October 19, 1998
Social Security - Introduction
by Al Levit ([email protected])
Social Security may not be as gripping a subject as soaring (or plunging!) Internet stocks, your first kiss, the President's private life, or the Spice Girls. But we wouldn't have written this series of articles for you if we didn't believe, as many others, that our Social Security system is in great need of repair -- and that with some Foolish logic we can mend it for future generations.
I have personally been working on these issues professionally for a number of years, and I think I have some fairly Foolish ways to remedy the sticky situation we find ourselves in. I recognize that many feel a sense of suffocation when presented with details about our Social Security problem. On these accounts, I've tried my best to present the statistics to you in a readable format and to make this series as sexy as possible. (Hey, I already worked the Spice Girls in!)
Social Security has probably been the most popular program ever sponsored by the federal government. It's been so electrifyingly popular that many routinely refer to it as "The Third Rail of Politics: Touch it and you die." Ever since January 1940, when Ida May Fuller received her first check for $22.54, Social Security has been helping our elderly meet their daily living expenses.
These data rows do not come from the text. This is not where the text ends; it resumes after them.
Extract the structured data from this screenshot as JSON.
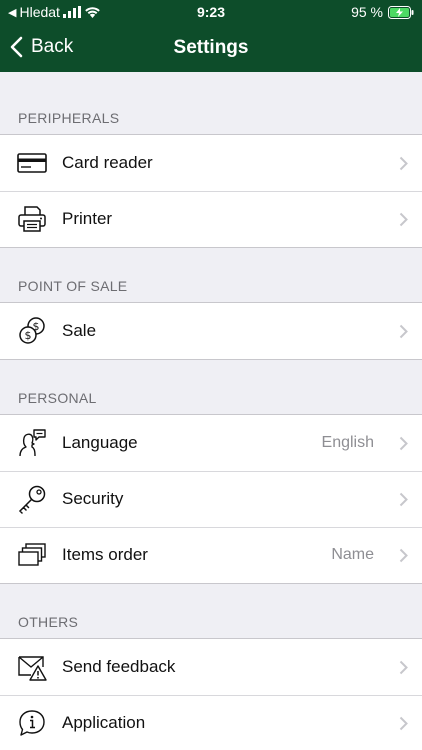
{
  "status": {
    "carrier_back": "Hledat",
    "time": "9:23",
    "battery": "95 %"
  },
  "nav": {
    "back_label": "Back",
    "title": "Settings"
  },
  "sections": {
    "peripherals": {
      "header": "PERIPHERALS",
      "card_reader": "Card reader",
      "printer": "Printer"
    },
    "point_of_sale": {
      "header": "POINT OF SALE",
      "sale": "Sale"
    },
    "personal": {
      "header": "PERSONAL",
      "language": "Language",
      "language_value": "English",
      "security": "Security",
      "items_order": "Items order",
      "items_order_value": "Name"
    },
    "others": {
      "header": "OTHERS",
      "send_feedback": "Send feedback",
      "application": "Application"
    }
  },
  "colors": {
    "header_bg": "#0d4d2a",
    "background": "#efeff4",
    "battery_green": "#4cd964"
  }
}
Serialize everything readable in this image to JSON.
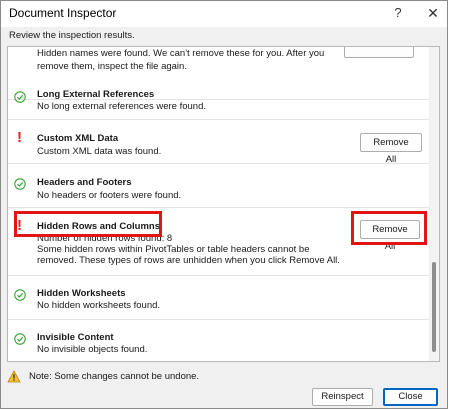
{
  "window": {
    "title": "Document Inspector",
    "help_glyph": "?",
    "close_glyph": "✕"
  },
  "subtitle": "Review the inspection results.",
  "sections": [
    {
      "status": "partial",
      "title": "",
      "lines": [
        "Hidden names were found. We can't remove these for you. After you",
        "remove them, inspect the file again."
      ]
    },
    {
      "status": "ok",
      "title": "Long External References",
      "lines": [
        "No long external references were found."
      ]
    },
    {
      "status": "warning",
      "title": "Custom XML Data",
      "lines": [
        "Custom XML data was found."
      ],
      "button": "Remove All"
    },
    {
      "status": "ok",
      "title": "Headers and Footers",
      "lines": [
        "No headers or footers were found."
      ]
    },
    {
      "status": "warning",
      "title": "Hidden Rows and Columns",
      "lines": [
        "Number of hidden rows found: 8",
        "Some hidden rows within PivotTables or table headers cannot be",
        "removed. These types of rows are unhidden when you click Remove All."
      ],
      "button": "Remove All",
      "highlighted": true
    },
    {
      "status": "ok",
      "title": "Hidden Worksheets",
      "lines": [
        "No hidden worksheets found."
      ]
    },
    {
      "status": "ok",
      "title": "Invisible Content",
      "lines": [
        "No invisible objects found."
      ]
    }
  ],
  "note": "Note: Some changes cannot be undone.",
  "footer": {
    "reinspect_label": "Reinspect",
    "close_label": "Close"
  },
  "colors": {
    "ok": "#3aa03a",
    "warning": "#e01b1b",
    "highlight_box": "#e21414",
    "default_button_border": "#0067c0"
  }
}
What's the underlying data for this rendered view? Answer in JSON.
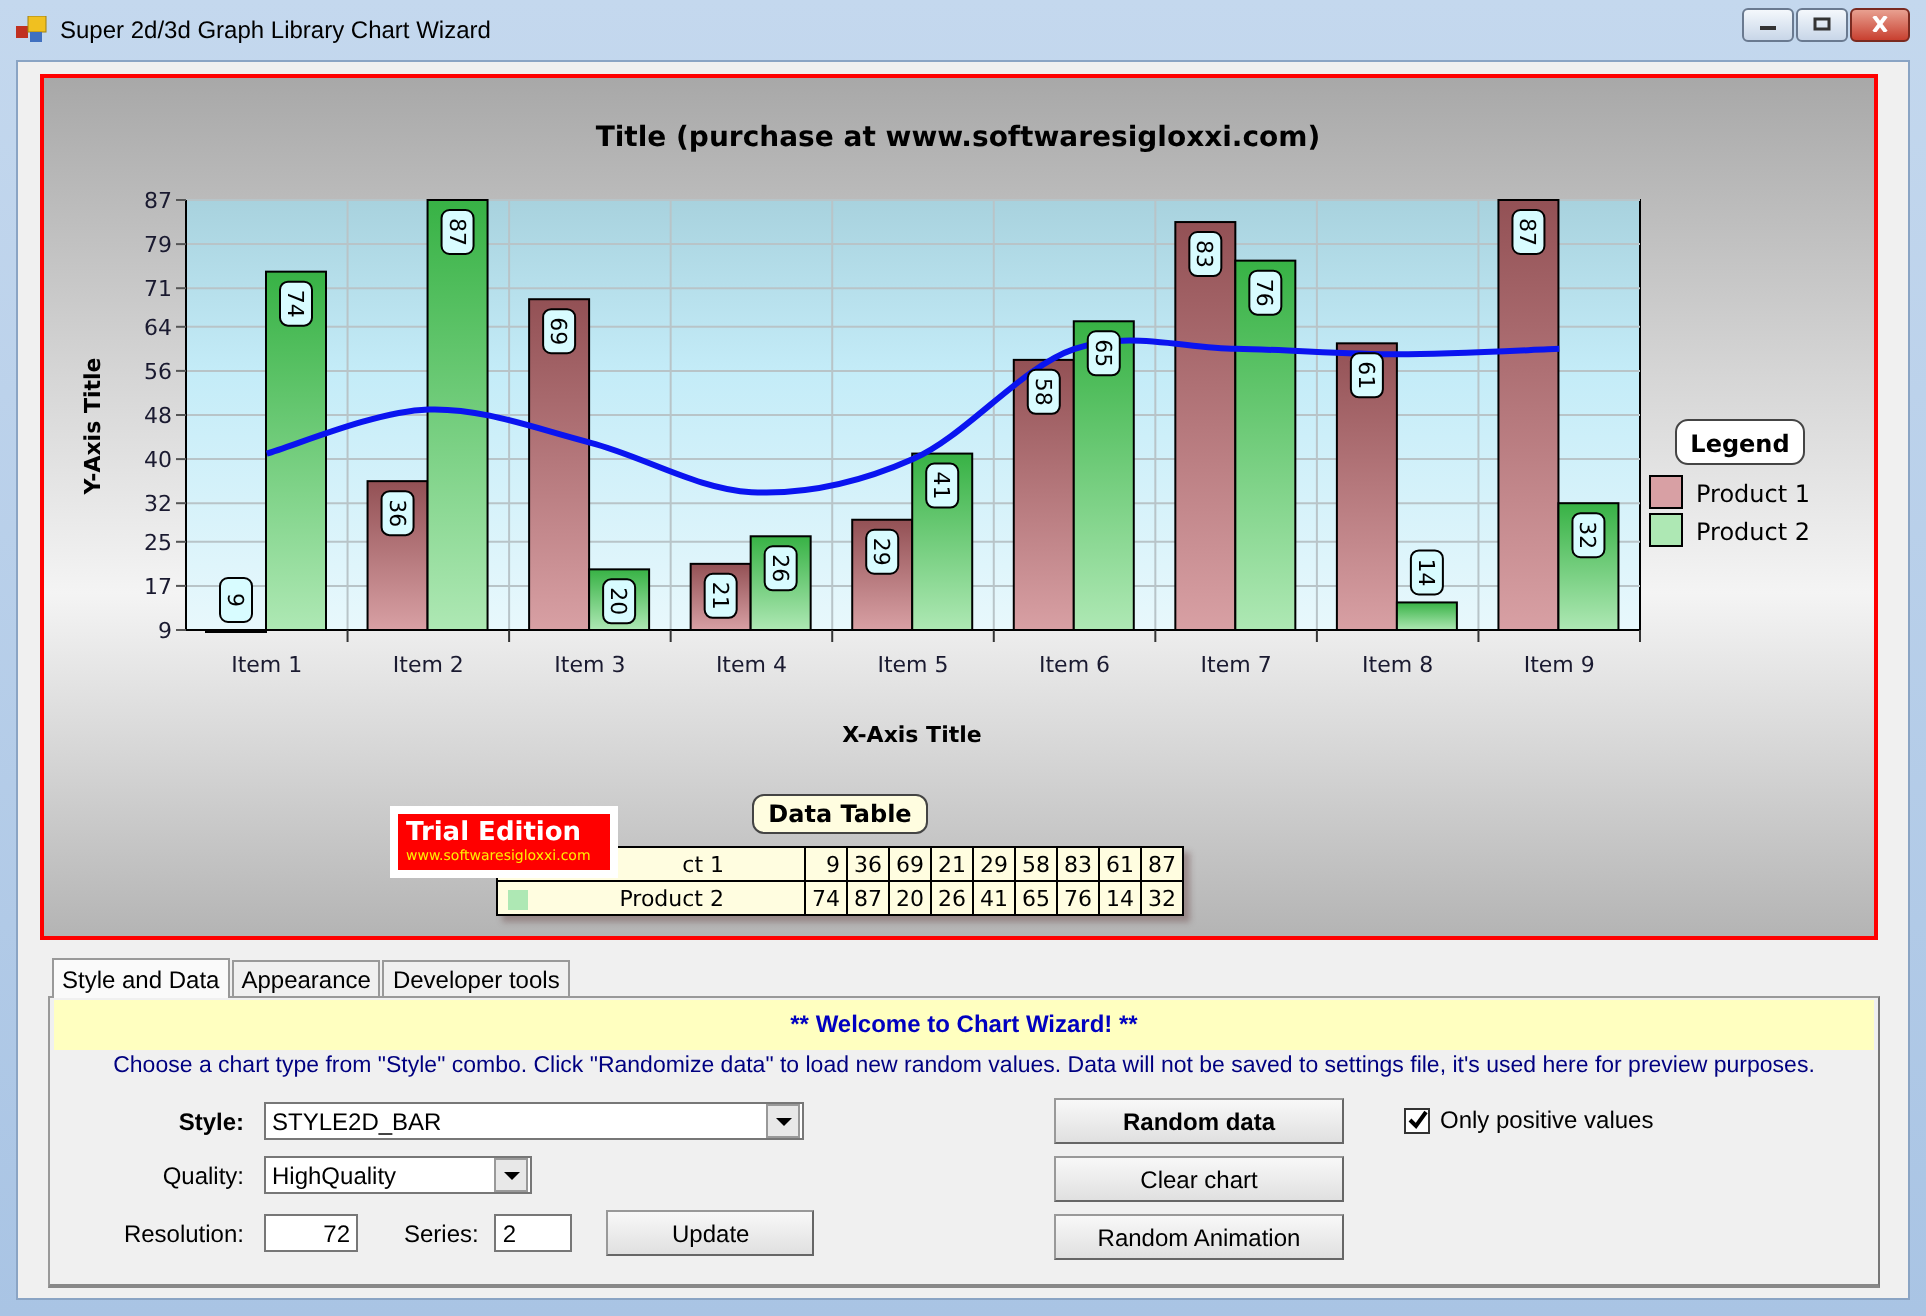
{
  "window": {
    "title": "Super 2d/3d Graph Library Chart Wizard"
  },
  "chart": {
    "legend_title": "Legend",
    "chart_data": {
      "type": "bar",
      "title": "Title (purchase at www.softwaresigloxxi.com)",
      "xlabel": "X-Axis Title",
      "ylabel": "Y-Axis Title",
      "categories": [
        "Item 1",
        "Item 2",
        "Item 3",
        "Item 4",
        "Item 5",
        "Item 6",
        "Item 7",
        "Item 8",
        "Item 9"
      ],
      "series": [
        {
          "name": "Product 1",
          "color": "#d8a0a4",
          "values": [
            9,
            36,
            69,
            21,
            29,
            58,
            83,
            61,
            87
          ]
        },
        {
          "name": "Product 2",
          "color": "#aee8b4",
          "values": [
            74,
            87,
            20,
            26,
            41,
            65,
            76,
            14,
            32
          ]
        },
        {
          "type": "line",
          "color": "#0a14f0",
          "values": [
            41,
            49,
            43,
            34,
            40,
            60,
            60,
            59,
            60
          ]
        }
      ],
      "ylim": [
        9,
        87
      ],
      "yticks": [
        9,
        17,
        25,
        32,
        40,
        48,
        56,
        64,
        71,
        79,
        87
      ],
      "value_labels": [
        [
          "9",
          "36",
          "69",
          "21",
          "29",
          "58",
          "83",
          "61",
          "87"
        ],
        [
          "74",
          "87",
          "20",
          "26",
          "41",
          "65",
          "76",
          "14",
          "32"
        ],
        [
          null,
          null,
          null,
          null,
          null,
          null,
          null,
          null,
          null
        ]
      ],
      "grid": true,
      "legend": true
    },
    "data_table": {
      "title": "Data Table",
      "rows": [
        {
          "label": "ct 1",
          "values": [
            "9",
            "36",
            "69",
            "21",
            "29",
            "58",
            "83",
            "61",
            "87"
          ]
        },
        {
          "label": "Product 2",
          "color": "#aee8b4",
          "values": [
            "74",
            "87",
            "20",
            "26",
            "41",
            "65",
            "76",
            "14",
            "32"
          ]
        }
      ]
    },
    "trial_badge": {
      "title": "Trial Edition",
      "url": "www.softwaresigloxxi.com"
    }
  },
  "tabs": [
    {
      "label": "Style and Data",
      "selected": true
    },
    {
      "label": "Appearance",
      "selected": false
    },
    {
      "label": "Developer tools",
      "selected": false
    }
  ],
  "banner": "** Welcome to Chart Wizard! **",
  "description": "Choose a chart type from \"Style\" combo. Click \"Randomize data\" to load new random values. Data will not be saved to settings file, it's used here for preview purposes.",
  "style": {
    "label": "Style:",
    "value": "STYLE2D_BAR"
  },
  "quality": {
    "label": "Quality:",
    "value": "HighQuality"
  },
  "resolution": {
    "label": "Resolution:",
    "value": "72"
  },
  "series": {
    "label": "Series:",
    "value": "2"
  },
  "update_button": "Update",
  "buttons": [
    {
      "label": "Random data",
      "bold": true
    },
    {
      "label": "Clear chart",
      "bold": false
    },
    {
      "label": "Random Animation",
      "bold": false
    }
  ],
  "checkbox": {
    "label": "Only positive values",
    "checked": true
  }
}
But for many years now, most people have had an uneasy feeling that our Social Security system isn't as stable as it needs to be. In 1983, changes were made to strengthen the system by increasing Social Security taxes and delaying some of the benefits. But the queasiness remains. In fact, in 1995 Sen. Alan Simpson (R-Wyo.) presented the Social Security Commissioner with a poll showing that more people under the age of 35 believe in UFOs than in the prospect that Social Security will pay them benefits upon retirement.
In this short series on the Social Security system, we'd like to offer:
1) Some basic facts and context on our Social Security system.
2) Some proposals for re-engineering the system.
3) My own long-term solution for the Social Security problem.
Just to be Foolish, I'll jump to the end right now and simultaneously provide a bit of a disclaimer: I believe it's still too early to decide upon a single effective solution to fixing the system. I will present a personal choice at the very end, but you'll have to read to there to get to the specifics. What you should know, however, is that there are a few, logical, reasonable solutions to the Social Security problem, and we can fix the problem if we focus our attention on it.
Our choices break down into three groups.
The first and traditional choice involves relatively minor adjustments to the existing Social Security system, almost always coming down to some combination of increases in taxes and reductions in benefits. This choice is about the distribution of pain, and can get reeeeaaaallly politicized.
The second choice is more radical, involving some degree of pre-funding of benefits in a manner similar to our existing IRA accounts. Currently, Social Security benefits are not pre-funded, as I'll explain in this collection. So this option has the great appeal of promising to deliver higher stock market returns on the funded assets -- over the long term. There are some dangers to this option, but it's one that's gaining momentum.
The third solution is a combination of the choices from the two groups above. Given the political nature of Social Security, the odds strongly favor a compromise solution in the end.
Now, my goal in these short articles is not to lay out a Foolish method to save Social Security. It's to give you the context and some numbers to help you make up your own mind because one thing is very clear to me -- the longer we bicker and delay on this, the greater the risk to youth in America. They may not be able to untangle the mess years from now without extreme pain.
The longer we wait to make a choice, the more costly it becomes. Thus, it is of fairly grave importance that a solution to Social Security be debated and implemented quickly. Until recently, that was almost an impossibility. Today, however, the stigma associated with discussing true Social Security reform has begun to fade -- as simple numerics get introduced. In fact, it's quickly becoming politically risky NOT to propose Social Security reform. With any luck, actual reform will follow within the next couple of years.
Before we begin, a few notes about myself. First of all, by profession, I'm a pension actuary. Actuaries are a relatively small profession, and we're considered experts in pension funding. Second, much of my data in this Social Security section has been cobbled together from the 1998 Trustees Report from the Social Security Office of the Actuary. All of it is available at www.ssa.gov. And finally, in addition to that background info, you should know that I'm 43 years old. A person's age can't help but influence his or her opinion on Social Security, which will become clearer as you read through this section. Now, let's move on and examine what Social Security really is.